When you feel lost and confused, it is easy to give your power to anyone who appears on your doorstep — a coach, a counselor, even a good friend or relative. People in transition, who are seeking direction, are especially vulnerable to anyone who offers help. The US government has developed programs to protect newly-bereaved citizens who are vulnerable to claims from funeral services.
Sometimes I meet people who have been laid off or otherwise terminated. They have been sitting on the couch for a long time, trying to decide what to do. They have undertaken introspective life reviews. They may have begun a frantic search for a new career, sending out batches of resumes. Perhaps they called half a dozen friends to commiserate about the evils of the workplace.
After six months or a year, they get a new sense of purpose. They visit a career center, call a couch or check out the services of the Small Business Administration.
Inevitably, when you get off the couch and start moving, you need to learn a new way to walk.

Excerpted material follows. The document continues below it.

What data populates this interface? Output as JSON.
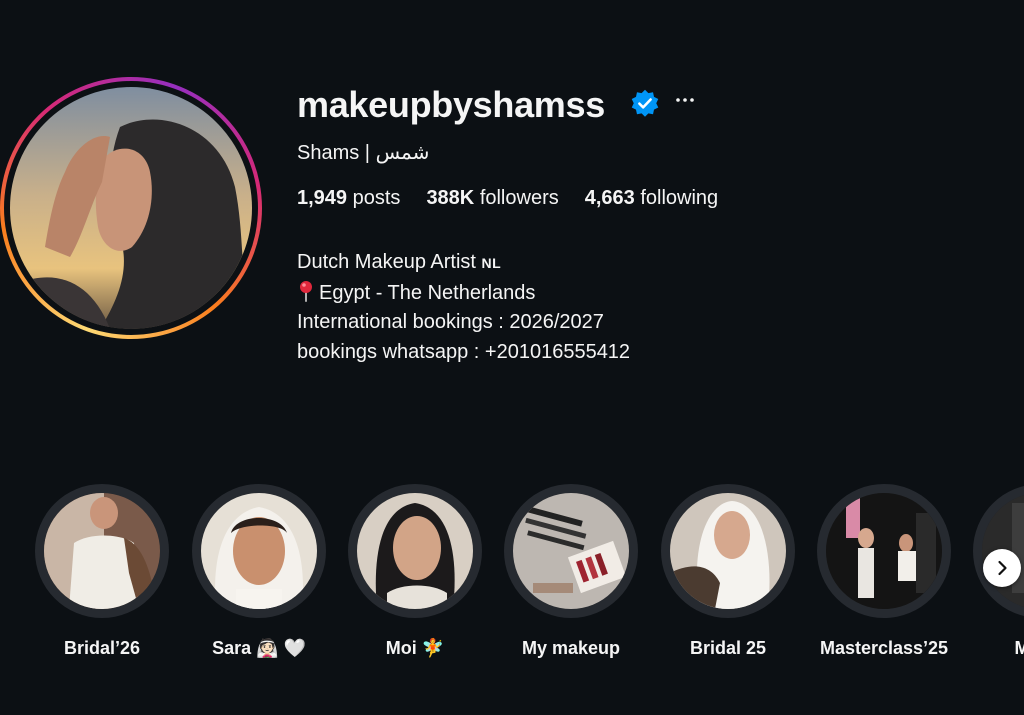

Maybe you were a champion networker when you were vice president of Mega Corp, and now you are a job seeker or a start-up entrepreneur. Maybe you wrote award-winning ads, and now you are faced with selling yourself through a resume.
Starting over is much harder than starting out. Author Martha Beck says that career transition feels like going back to kindergarten. You feel that everybody knows more than you and you really want to go back to the way things were before.
And one day you wake up and realize, “Wait a minute! I know more than I realized!”
You may be angry with those who steered you in the wrong direction — or with yourself for not paying attention.
You may be angry with someone who says, “You can’t do that!” when you know perfectly well you can.
I am not suggesting you lash out at those who offended you, although I think you can ask for reparation if you can demonstrate that someone really harmed you. I am not suggesting that you make decisions while you are angry.
But if you have let your intuition lie dormant or you have responded passively to events around you, anger is a sign that you are getting your power back. You are turning on the juice. Your intuition is beginning to overpower the wet blankets, the poison darts, and the well-meaning-but-misguided mentors.
Some clients are surprised when they feel angry. Some believe that only happiness can signal that a transition is going well.
Sadness, depression and grief can be danger signals. They can paralyze.
To learn more, check out my ebook on intuition.
Or we can set up a consulting session to strategize your next move.